Sampler: Play included loops, record your own samples, or bring in your own loops using either the AudioCopy/AudioPaste API or an FTP connection. Sampler includes play controls, playback speed (-2x to +2x), and tap-and-drag controls for loop start and stop on the waveform.

Record audio into the sampler dry, or record with effects for resampling capability. Recording is limited only by available storage, but playback is limited to 10MB each (ca. 2 minutes).

Preset recall and storage. Includes a number of presets, allows you to save your own, and provides onboard email sharing of presets.

Exclusive CDM Moog April Fool’s Pre-announcement

The Minimoog XL for iOS. All 61 keys, so small you can’t hit them. Still monophonic. Seriously. I want to see it in the traditional April Fool’s announcement, you guys on North Carolina.

More Q&A, More Moog

From comments:
Christopher Wolfe, developer of the superb Jasuto (modular for iOS and now Android), is evidently behind some of the implementation here, collaborating with the Moog design team. Great work, Christopher. So it’s sort of a meeting of Chris’ mobile development experience with Moog’s hardware and design experience, as I see it.

Looping is not something you can do live; that’s not really the focus of the amp. But once samples are recorded, they’re fun to play with.

Apologies for not having a video, but here in the CDM workshop, we have some… other things happening, too. Moog have released a video with Richard Devine, but we can do one that’s quite a lot clearer! (Looks like they only had time for a teaser.
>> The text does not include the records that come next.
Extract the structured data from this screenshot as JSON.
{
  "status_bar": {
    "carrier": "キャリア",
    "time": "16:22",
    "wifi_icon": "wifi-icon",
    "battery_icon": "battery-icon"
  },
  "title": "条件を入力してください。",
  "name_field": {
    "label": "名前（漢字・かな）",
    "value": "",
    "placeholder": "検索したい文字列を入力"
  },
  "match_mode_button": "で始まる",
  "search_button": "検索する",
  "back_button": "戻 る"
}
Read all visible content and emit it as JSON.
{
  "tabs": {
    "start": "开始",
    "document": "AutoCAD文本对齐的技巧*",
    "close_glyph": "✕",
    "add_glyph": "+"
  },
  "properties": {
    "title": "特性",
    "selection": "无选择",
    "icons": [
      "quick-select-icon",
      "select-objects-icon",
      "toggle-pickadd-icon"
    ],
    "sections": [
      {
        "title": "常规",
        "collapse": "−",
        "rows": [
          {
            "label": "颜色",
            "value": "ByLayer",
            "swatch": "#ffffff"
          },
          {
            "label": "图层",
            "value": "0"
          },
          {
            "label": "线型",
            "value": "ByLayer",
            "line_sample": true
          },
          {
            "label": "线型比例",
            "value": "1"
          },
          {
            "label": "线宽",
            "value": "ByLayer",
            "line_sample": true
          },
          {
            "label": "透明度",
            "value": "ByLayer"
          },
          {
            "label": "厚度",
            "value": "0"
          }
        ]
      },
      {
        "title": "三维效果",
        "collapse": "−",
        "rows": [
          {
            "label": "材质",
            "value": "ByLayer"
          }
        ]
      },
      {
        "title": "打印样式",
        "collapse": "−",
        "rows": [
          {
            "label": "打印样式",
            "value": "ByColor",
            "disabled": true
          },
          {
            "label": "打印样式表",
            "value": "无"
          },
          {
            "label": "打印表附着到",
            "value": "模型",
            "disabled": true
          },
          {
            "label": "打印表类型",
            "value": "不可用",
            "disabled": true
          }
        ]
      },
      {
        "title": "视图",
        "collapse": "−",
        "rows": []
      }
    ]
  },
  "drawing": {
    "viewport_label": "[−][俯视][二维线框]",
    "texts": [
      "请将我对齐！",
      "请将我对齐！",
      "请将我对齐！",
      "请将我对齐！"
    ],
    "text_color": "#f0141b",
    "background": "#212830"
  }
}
I like the Wall of Moogerfoogers, though.)

Oh, and for the record, I’m actually surprised there isn’t much controversy here regarding a Moog iPhone app. But shows that – like them or hate them – people have at least come to expect iOS music apps.

If you do love hardware, though, check out the Slim Phatty, a news story Matrixsynth broke yesterday with a leaked ad. (Thanks, sgnelson.) $799 for a rack mount-style module, leaving the question of choosing which keyboard to use to play it. $800 is a great deal on a Phatty; Dave Smith Instruments, of course, remain a strong (and incredibly affordable) choice in the same price range.

Sing along, those of you who don’t like these iPhone apps moving in on the hardware.

`Cause I’m the Slim Phatty, yes I’m the real Phatty /
All your Moog iPhone s*** are just digital crappy /
So won’t the real Slim Phatty please stand up /
please stand up, please stand up

Y’all act like you never seen an iPhone app before.

Finally, the headline from the terrific Tara Busch and says it all:
Moog to Release New iPhone, iPad app, “Filtatron”. Embrace it!

Tara also makes no apologies for focusing on Moog at the moment. (Don’t worry, CDMers, we can and will also cover Smith, Linn, Chowning, Mathews, Roads, and company. All in due time.)